Segment Start: Raw data

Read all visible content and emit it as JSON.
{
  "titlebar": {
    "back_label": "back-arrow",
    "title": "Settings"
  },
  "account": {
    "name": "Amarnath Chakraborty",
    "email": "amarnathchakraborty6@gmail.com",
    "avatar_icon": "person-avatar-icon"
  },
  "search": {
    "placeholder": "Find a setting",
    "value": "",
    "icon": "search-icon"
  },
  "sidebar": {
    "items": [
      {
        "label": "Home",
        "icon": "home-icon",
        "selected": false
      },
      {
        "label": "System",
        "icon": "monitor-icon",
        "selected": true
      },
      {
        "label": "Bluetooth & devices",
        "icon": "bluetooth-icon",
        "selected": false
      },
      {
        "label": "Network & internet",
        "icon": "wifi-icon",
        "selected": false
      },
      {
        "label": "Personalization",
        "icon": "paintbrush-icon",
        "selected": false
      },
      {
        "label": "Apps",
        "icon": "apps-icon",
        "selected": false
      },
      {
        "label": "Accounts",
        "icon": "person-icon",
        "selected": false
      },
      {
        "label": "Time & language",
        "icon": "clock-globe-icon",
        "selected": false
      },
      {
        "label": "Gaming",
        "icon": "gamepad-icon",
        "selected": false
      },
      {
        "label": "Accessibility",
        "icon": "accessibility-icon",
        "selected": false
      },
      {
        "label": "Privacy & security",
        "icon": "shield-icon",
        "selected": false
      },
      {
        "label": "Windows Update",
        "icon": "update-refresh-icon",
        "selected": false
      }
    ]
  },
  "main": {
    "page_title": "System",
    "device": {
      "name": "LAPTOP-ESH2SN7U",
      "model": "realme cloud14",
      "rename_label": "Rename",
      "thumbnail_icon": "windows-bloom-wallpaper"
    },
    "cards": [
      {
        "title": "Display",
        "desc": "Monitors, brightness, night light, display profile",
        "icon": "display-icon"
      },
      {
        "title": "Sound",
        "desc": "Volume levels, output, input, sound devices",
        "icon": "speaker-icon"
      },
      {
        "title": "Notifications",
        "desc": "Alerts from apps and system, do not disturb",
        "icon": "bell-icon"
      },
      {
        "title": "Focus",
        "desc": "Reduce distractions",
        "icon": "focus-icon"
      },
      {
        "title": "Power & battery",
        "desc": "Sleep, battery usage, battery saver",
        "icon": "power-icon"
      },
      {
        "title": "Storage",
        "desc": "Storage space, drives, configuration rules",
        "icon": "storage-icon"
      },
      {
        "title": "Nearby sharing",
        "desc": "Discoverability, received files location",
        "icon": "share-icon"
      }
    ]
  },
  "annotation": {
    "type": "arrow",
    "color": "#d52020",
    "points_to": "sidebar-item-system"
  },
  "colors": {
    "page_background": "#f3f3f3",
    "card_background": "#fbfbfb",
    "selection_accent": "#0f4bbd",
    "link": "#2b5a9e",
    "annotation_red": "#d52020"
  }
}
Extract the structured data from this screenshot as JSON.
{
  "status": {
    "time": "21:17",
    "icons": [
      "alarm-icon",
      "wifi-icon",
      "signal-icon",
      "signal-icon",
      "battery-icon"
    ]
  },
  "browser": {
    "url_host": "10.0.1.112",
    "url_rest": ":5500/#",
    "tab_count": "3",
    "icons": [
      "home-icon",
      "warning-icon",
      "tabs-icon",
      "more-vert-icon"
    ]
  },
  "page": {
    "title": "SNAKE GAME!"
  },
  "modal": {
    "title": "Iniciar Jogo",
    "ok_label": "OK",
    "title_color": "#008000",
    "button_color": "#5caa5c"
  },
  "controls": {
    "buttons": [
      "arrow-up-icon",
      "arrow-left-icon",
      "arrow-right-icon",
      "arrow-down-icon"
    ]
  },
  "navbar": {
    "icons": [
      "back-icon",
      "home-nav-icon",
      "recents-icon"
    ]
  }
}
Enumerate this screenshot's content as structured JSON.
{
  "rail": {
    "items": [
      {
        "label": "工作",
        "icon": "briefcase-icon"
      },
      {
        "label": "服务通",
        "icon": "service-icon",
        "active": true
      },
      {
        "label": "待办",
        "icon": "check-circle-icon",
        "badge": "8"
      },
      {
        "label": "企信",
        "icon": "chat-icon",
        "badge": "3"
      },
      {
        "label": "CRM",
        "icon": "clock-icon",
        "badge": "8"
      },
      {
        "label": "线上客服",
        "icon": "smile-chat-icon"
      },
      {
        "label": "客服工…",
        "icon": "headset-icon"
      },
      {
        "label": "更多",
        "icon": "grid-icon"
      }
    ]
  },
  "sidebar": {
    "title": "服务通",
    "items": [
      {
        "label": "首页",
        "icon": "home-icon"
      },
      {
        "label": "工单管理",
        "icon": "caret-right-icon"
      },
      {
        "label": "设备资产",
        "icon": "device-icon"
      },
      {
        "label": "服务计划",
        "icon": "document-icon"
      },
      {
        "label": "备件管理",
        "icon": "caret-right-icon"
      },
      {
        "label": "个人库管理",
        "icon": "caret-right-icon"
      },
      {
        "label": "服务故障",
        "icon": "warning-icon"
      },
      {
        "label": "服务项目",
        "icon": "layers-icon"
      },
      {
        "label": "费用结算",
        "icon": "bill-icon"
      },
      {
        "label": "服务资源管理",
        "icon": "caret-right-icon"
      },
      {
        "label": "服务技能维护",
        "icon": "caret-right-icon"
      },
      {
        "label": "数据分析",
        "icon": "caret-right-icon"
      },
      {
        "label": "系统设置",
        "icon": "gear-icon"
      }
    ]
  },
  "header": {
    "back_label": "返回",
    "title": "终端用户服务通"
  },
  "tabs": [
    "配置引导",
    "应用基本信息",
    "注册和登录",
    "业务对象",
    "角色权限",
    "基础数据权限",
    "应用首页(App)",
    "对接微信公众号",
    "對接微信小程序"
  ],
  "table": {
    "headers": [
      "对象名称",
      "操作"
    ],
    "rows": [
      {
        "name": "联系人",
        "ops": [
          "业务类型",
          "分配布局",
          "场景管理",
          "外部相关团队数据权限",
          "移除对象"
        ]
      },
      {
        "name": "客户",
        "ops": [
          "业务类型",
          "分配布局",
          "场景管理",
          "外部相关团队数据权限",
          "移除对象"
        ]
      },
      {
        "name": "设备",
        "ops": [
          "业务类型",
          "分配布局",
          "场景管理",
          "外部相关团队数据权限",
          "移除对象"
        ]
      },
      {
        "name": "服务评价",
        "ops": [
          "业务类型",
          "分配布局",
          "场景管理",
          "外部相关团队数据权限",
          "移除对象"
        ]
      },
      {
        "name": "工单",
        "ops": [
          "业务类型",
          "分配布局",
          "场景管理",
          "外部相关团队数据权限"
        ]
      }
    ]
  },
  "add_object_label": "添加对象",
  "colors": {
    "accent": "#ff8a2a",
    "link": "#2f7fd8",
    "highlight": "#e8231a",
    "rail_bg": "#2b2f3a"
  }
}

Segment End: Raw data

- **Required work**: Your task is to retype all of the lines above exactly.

- **Result below**:
Read all visible content and emit it as JSON.
{
  "titlebar": {
    "back_label": "back-arrow",
    "title": "Settings"
  },
  "account": {
    "name": "Amarnath Chakraborty",
    "email": "amarnathchakraborty6@gmail.com",
    "avatar_icon": "person-avatar-icon"
  },
  "search": {
    "placeholder": "Find a setting",
    "value": "",
    "icon": "search-icon"
  },
  "sidebar": {
    "items": [
      {
        "label": "Home",
        "icon": "home-icon",
        "selected": false
      },
      {
        "label": "System",
        "icon": "monitor-icon",
        "selected": true
      },
      {
        "label": "Bluetooth & devices",
        "icon": "bluetooth-icon",
        "selected": false
      },
      {
        "label": "Network & internet",
        "icon": "wifi-icon",
        "selected": false
      },
      {
        "label": "Personalization",
        "icon": "paintbrush-icon",
        "selected": false
      },
      {
        "label": "Apps",
        "icon": "apps-icon",
        "selected": false
      },
      {
        "label": "Accounts",
        "icon": "person-icon",
        "selected": false
      },
      {
        "label": "Time & language",
        "icon": "clock-globe-icon",
        "selected": false
      },
      {
        "label": "Gaming",
        "icon": "gamepad-icon",
        "selected": false
      },
      {
        "label": "Accessibility",
        "icon": "accessibility-icon",
        "selected": false
      },
      {
        "label": "Privacy & security",
        "icon": "shield-icon",
        "selected": false
      },
      {
        "label": "Windows Update",
        "icon": "update-refresh-icon",
        "selected": false
      }
    ]
  },
  "main": {
    "page_title": "System",
    "device": {
      "name": "LAPTOP-ESH2SN7U",
      "model": "realme cloud14",
      "rename_label": "Rename",
      "thumbnail_icon": "windows-bloom-wallpaper"
    },
    "cards": [
      {
        "title": "Display",
        "desc": "Monitors, brightness, night light, display profile",
        "icon": "display-icon"
      },
      {
        "title": "Sound",
        "desc": "Volume levels, output, input, sound devices",
        "icon": "speaker-icon"
      },
      {
        "title": "Notifications",
        "desc": "Alerts from apps and system, do not disturb",
        "icon": "bell-icon"
      },
      {
        "title": "Focus",
        "desc": "Reduce distractions",
        "icon": "focus-icon"
      },
      {
        "title": "Power & battery",
        "desc": "Sleep, battery usage, battery saver",
        "icon": "power-icon"
      },
      {
        "title": "Storage",
        "desc": "Storage space, drives, configuration rules",
        "icon": "storage-icon"
      },
      {
        "title": "Nearby sharing",
        "desc": "Discoverability, received files location",
        "icon": "share-icon"
      }
    ]
  },
  "annotation": {
    "type": "arrow",
    "color": "#d52020",
    "points_to": "sidebar-item-system"
  },
  "colors": {
    "page_background": "#f3f3f3",
    "card_background": "#fbfbfb",
    "selection_accent": "#0f4bbd",
    "link": "#2b5a9e",
    "annotation_red": "#d52020"
  }
}
Extract the structured data from this screenshot as JSON.
{
  "status": {
    "time": "21:17",
    "icons": [
      "alarm-icon",
      "wifi-icon",
      "signal-icon",
      "signal-icon",
      "battery-icon"
    ]
  },
  "browser": {
    "url_host": "10.0.1.112",
    "url_rest": ":5500/#",
    "tab_count": "3",
    "icons": [
      "home-icon",
      "warning-icon",
      "tabs-icon",
      "more-vert-icon"
    ]
  },
  "page": {
    "title": "SNAKE GAME!"
  },
  "modal": {
    "title": "Iniciar Jogo",
    "ok_label": "OK",
    "title_color": "#008000",
    "button_color": "#5caa5c"
  },
  "controls": {
    "buttons": [
      "arrow-up-icon",
      "arrow-left-icon",
      "arrow-right-icon",
      "arrow-down-icon"
    ]
  },
  "navbar": {
    "icons": [
      "back-icon",
      "home-nav-icon",
      "recents-icon"
    ]
  }
}
Enumerate this screenshot's content as structured JSON.
{
  "rail": {
    "items": [
      {
        "label": "工作",
        "icon": "briefcase-icon"
      },
      {
        "label": "服务通",
        "icon": "service-icon",
        "active": true
      },
      {
        "label": "待办",
        "icon": "check-circle-icon",
        "badge": "8"
      },
      {
        "label": "企信",
        "icon": "chat-icon",
        "badge": "3"
      },
      {
        "label": "CRM",
        "icon": "clock-icon",
        "badge": "8"
      },
      {
        "label": "线上客服",
        "icon": "smile-chat-icon"
      },
      {
        "label": "客服工…",
        "icon": "headset-icon"
      },
      {
        "label": "更多",
        "icon": "grid-icon"
      }
    ]
  },
  "sidebar": {
    "title": "服务通",
    "items": [
      {
        "label": "首页",
        "icon": "home-icon"
      },
      {
        "label": "工单管理",
        "icon": "caret-right-icon"
      },
      {
        "label": "设备资产",
        "icon": "device-icon"
      },
      {
        "label": "服务计划",
        "icon": "document-icon"
      },
      {
        "label": "备件管理",
        "icon": "caret-right-icon"
      },
      {
        "label": "个人库管理",
        "icon": "caret-right-icon"
      },
      {
        "label": "服务故障",
        "icon": "warning-icon"
      },
      {
        "label": "服务项目",
        "icon": "layers-icon"
      },
      {
        "label": "费用结算",
        "icon": "bill-icon"
      },
      {
        "label": "服务资源管理",
        "icon": "caret-right-icon"
      },
      {
        "label": "服务技能维护",
        "icon": "caret-right-icon"
      },
      {
        "label": "数据分析",
        "icon": "caret-right-icon"
      },
      {
        "label": "系统设置",
        "icon": "gear-icon"
      }
    ]
  },
  "header": {
    "back_label": "返回",
    "title": "终端用户服务通"
  },
  "tabs": [
    "配置引导",
    "应用基本信息",
    "注册和登录",
    "业务对象",
    "角色权限",
    "基础数据权限",
    "应用首页(App)",
    "对接微信公众号",
    "對接微信小程序"
  ],
  "table": {
    "headers": [
      "对象名称",
      "操作"
    ],
    "rows": [
      {
        "name": "联系人",
        "ops": [
          "业务类型",
          "分配布局",
          "场景管理",
          "外部相关团队数据权限",
          "移除对象"
        ]
      },
      {
        "name": "客户",
        "ops": [
          "业务类型",
          "分配布局",
          "场景管理",
          "外部相关团队数据权限",
          "移除对象"
        ]
      },
      {
        "name": "设备",
        "ops": [
          "业务类型",
          "分配布局",
          "场景管理",
          "外部相关团队数据权限",
          "移除对象"
        ]
      },
      {
        "name": "服务评价",
        "ops": [
          "业务类型",
          "分配布局",
          "场景管理",
          "外部相关团队数据权限",
          "移除对象"
        ]
      },
      {
        "name": "工单",
        "ops": [
          "业务类型",
          "分配布局",
          "场景管理",
          "外部相关团队数据权限"
        ]
      }
    ]
  },
  "add_object_label": "添加对象",
  "colors": {
    "accent": "#ff8a2a",
    "link": "#2f7fd8",
    "highlight": "#e8231a",
    "rail_bg": "#2b2f3a"
  }
}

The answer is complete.